[Source records]
== == ==

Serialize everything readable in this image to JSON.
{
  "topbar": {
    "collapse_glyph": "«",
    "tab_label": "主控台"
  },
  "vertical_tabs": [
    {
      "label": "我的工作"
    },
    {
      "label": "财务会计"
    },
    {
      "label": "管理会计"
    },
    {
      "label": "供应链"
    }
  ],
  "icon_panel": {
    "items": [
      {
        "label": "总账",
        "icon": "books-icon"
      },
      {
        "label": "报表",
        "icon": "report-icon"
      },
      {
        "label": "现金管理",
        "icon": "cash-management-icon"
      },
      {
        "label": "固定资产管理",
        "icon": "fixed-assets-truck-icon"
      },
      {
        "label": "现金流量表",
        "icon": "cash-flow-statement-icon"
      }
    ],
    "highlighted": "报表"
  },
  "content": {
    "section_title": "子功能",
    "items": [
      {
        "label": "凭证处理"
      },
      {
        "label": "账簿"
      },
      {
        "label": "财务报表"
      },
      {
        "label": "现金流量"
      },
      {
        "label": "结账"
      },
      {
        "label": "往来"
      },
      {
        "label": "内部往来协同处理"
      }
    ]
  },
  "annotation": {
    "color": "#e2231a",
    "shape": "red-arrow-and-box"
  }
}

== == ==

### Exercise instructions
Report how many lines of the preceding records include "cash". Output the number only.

### Response to this task
2